Next for Tiafoe is continued introductions into pro tennis on the USTA Pro Circuit and similar-level ITF Futures events in Spain before competing at the French Open juniors and junior Wimbledon. Main draw or qualifying wild cards into ATP events in Newport, R.I., Atlanta and Washington, DC could materialize in July. Tiafoe will also compete at the USTA National Boys’ 18 Championships in Kalamazoo, Michigan, where he will hope to earn the automatic wild card entry into the US Open that is awarded to the winner.
Ranked No. 1,296 in the ATP rankings this week, Tiafoe is a high school sophomore – home-schooled working with three different teachers, mainly over Skype, as well as with other tutors. In addition to practicing and improving his tennis skills and technique, Kouznetsov said he works on tennis specific track work and improving his fitness and endurance.
When asked in Vero Beach what his goals were for the rest of the year, Tiafoe was succinct and clear on what he wanted to achieve, a sign of a someone bound for future success.

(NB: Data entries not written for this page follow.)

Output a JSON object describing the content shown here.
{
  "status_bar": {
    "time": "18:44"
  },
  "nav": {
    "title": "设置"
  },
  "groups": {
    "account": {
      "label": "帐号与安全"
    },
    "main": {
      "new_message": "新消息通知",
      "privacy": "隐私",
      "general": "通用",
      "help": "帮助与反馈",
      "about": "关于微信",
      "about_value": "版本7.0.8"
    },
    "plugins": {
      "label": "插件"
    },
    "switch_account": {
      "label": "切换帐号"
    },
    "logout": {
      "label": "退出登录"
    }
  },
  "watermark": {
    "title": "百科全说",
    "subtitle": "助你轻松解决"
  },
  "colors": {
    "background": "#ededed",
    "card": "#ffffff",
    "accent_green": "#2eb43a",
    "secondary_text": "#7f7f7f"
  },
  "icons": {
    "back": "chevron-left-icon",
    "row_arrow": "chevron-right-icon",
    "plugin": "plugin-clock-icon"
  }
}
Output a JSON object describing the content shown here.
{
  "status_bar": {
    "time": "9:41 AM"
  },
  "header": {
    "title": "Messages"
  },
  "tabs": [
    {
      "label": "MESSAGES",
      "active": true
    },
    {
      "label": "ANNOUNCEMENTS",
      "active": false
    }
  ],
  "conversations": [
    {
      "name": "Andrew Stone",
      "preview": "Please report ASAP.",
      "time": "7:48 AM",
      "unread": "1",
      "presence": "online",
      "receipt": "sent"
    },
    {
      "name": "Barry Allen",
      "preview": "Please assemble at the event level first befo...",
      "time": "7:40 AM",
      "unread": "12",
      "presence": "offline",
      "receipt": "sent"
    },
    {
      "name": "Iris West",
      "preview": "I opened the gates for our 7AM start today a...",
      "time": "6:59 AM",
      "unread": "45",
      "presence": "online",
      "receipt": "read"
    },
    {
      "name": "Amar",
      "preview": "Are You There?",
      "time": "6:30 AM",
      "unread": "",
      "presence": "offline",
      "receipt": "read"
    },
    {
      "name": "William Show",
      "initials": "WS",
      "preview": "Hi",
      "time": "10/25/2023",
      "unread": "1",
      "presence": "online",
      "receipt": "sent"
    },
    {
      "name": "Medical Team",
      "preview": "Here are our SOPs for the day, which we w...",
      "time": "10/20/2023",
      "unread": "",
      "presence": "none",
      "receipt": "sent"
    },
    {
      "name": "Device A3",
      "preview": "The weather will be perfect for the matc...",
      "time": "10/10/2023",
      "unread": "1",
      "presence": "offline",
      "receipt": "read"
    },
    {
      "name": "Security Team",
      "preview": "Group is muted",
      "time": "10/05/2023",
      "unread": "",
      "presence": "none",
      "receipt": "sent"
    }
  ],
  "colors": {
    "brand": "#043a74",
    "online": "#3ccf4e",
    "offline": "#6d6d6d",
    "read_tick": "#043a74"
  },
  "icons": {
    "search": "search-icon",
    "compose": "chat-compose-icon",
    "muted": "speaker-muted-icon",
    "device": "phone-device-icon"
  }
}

“The goal is to win one of the Slams this year in the juniors,” Tiafoe said. “By January of next year, I want to be 400 or 300 in the world in the ATP rankings. I want to go into the pros next year with a pretty high ranking and see if I am going to go to school or not.”
Tiafoe said that his final tournament as a junior player will be the U.S. Open junior championships in September before he will focus entirely on playing for ATP ranking points to help determine whether he will turn professional or attend college.
“I want to turn pro,” Tiafoe said when asked if he was leaning more towards college or turning professional, “but you never know what will happen.”